First things first, drain the cooling system. Remove the air dam and use the drain c0ck on the driver's side of the radiator to drain the system. Once that is completed now you can start removing the upper intake to get room to get to the steel coolant lines on the fire wall. To start, remove the rubber hose between the throttle body and the air box. While you're there remove the weather cover off of the throttle body to expose the throttle cable and cruise cable. Remove both cables off of the throttle body. To do this simply detach the cable ends. The lower cable just has to push toward the passenger side to unhook and the other will unhook if you open the throttle and route the cable through the notch it's in.
Then unbolt the cable's bracket from the throttle body.
Now start disconnecting the vacuum lines and EVAP lines from the upper intake. The are pretty easy to remove, the only one that took me a while to figure out was a plastic vacuum line behind the throttle body. It has a little white clip on it. To remove that you just need a set of pliers and squeeze the white part down then pull the line off.
The U-shape PCV hose comes off easy, just move the green tab with your finger/thumb, they come right off. Don't forget to unbolt the EGR tube from the underside of the intake. I think I used 1 1/16" open end wrench.
The DPFE sensor is not attached to the intake, so that can be left in place, just disconnect the wiring harness from it. Also a good time to advise that there are a few harnesses that require disconnecting along these steps. Once the EGR tube is unhooked from the intake you can start unbolting the intake. Not much holding it on really. There is a brace on the driver's side toward the firewall. (Circled in red)
The brace is bolted to the rear head and the other end to a stud on the intake.
Remove the Vaccum control on the front of the intake, it's only two 8mm nuts on the center two intake studs. Now you can remove the outer bolt on the passenger side. On the driver's side there is a nut that holds on a capacitor, once removed then remove the stud below. That bolt, nut, and stud are 10mm if I remember correctly. The two center studs are 8mm. Now you can lift off the intake. It will take a little playing with to clear itself, but it's minimal.
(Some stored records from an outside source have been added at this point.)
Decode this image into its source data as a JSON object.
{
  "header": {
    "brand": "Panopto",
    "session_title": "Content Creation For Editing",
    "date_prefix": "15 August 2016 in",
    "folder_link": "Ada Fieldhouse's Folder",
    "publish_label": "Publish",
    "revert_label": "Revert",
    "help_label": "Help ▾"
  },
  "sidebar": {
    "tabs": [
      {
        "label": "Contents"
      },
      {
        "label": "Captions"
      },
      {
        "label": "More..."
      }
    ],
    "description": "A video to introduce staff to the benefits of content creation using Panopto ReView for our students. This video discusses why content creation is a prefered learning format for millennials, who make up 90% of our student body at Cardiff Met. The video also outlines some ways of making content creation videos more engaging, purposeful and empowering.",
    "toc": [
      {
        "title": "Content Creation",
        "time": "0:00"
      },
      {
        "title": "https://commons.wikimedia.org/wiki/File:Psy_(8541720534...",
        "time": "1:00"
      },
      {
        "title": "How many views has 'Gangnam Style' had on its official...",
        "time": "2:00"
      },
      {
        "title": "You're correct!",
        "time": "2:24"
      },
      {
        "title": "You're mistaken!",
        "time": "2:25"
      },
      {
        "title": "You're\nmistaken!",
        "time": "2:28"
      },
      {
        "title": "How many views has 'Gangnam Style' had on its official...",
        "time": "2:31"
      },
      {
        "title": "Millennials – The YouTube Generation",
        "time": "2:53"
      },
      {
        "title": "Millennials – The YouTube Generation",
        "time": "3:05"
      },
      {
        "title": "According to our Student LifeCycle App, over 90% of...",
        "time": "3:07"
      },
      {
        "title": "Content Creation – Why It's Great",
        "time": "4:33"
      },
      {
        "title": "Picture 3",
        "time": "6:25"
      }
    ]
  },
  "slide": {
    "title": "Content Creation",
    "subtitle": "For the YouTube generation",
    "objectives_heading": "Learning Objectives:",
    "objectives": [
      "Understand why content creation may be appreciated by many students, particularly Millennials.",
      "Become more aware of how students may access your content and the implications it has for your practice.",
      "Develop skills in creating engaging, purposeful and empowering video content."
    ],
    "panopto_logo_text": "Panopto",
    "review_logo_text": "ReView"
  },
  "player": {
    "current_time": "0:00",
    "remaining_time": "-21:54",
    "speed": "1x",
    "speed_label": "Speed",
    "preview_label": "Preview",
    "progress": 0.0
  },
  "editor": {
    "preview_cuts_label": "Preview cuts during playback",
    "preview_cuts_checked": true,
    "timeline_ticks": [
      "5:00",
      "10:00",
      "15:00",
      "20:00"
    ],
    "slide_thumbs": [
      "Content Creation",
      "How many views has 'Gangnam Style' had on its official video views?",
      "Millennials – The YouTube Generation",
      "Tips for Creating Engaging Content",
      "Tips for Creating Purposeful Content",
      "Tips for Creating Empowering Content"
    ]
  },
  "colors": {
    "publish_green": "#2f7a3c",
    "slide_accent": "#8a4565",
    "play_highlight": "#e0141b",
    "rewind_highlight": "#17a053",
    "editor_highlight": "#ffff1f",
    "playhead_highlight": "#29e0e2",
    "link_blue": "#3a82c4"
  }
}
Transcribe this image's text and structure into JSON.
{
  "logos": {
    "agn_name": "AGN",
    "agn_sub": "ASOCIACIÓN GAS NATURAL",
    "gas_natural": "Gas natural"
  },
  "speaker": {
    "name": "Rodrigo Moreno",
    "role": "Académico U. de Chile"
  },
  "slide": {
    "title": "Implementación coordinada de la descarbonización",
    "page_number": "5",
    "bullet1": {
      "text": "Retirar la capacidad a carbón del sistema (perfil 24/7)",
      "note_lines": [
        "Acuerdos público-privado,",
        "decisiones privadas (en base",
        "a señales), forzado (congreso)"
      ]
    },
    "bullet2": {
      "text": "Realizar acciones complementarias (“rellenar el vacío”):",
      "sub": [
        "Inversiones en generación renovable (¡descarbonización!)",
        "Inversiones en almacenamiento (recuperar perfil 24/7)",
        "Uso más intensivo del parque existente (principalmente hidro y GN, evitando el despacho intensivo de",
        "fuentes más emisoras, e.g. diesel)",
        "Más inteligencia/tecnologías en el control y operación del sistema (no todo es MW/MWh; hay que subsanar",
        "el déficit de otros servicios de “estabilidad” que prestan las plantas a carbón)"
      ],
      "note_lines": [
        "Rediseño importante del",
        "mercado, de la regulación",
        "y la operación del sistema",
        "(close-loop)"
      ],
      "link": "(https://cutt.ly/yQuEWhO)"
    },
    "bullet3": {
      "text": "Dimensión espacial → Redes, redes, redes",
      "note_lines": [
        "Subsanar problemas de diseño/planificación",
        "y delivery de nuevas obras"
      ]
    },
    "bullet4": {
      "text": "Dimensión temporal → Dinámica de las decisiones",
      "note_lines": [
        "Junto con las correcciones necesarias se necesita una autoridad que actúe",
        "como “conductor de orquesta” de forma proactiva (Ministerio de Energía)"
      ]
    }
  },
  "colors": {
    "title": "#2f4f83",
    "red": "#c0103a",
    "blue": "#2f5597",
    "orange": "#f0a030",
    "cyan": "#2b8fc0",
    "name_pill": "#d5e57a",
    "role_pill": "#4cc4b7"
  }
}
Removal of the steel lines is easy now that there is room. When unhooking the lines off of the heater core be careful as they are probably stuck on there and the heater core tubes bend fairly easy. When you have that done, you can remove the two 10mm nuts holding the steel lines to the firewall. The steel lines can now be removed and the new lines installed.
To put everything back together is just he reverse. Only difference is that the cooling system has to be bled of air. To do that I filled the system with a 50/50 mix of Ford gold coolant and distilled water. Ran the engine with the heater on hot and fan on high. To know if the thermostat opened just grab the upper coolant hose. If it's hot then it opened. Shut the engine off and make sure coolant is at proper level in reservoir. After the engine is cooled double check the coolant level and top off if needed. You are now done.